WORK ITEM:
Read the data line by line and say how many lines contain the string "that", giving the number alone.

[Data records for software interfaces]
☆ ☆ ☆

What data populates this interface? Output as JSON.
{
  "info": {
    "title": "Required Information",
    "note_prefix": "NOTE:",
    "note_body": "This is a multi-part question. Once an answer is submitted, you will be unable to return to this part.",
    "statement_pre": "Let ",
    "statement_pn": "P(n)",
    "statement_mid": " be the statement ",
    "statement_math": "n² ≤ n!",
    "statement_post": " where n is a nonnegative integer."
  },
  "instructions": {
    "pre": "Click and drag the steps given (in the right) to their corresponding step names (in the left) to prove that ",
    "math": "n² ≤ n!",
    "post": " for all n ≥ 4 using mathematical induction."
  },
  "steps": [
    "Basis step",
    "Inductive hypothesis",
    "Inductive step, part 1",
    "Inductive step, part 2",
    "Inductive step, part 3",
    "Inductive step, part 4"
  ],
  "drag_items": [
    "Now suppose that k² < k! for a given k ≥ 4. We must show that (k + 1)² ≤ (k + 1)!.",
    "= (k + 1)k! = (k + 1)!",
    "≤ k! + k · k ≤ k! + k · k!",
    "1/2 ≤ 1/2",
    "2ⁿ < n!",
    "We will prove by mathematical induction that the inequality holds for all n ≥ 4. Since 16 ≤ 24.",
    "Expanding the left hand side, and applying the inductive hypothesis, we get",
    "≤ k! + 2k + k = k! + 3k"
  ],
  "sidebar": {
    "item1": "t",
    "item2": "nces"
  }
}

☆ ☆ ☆

SOLUTION TO THIS EXERCISE:
3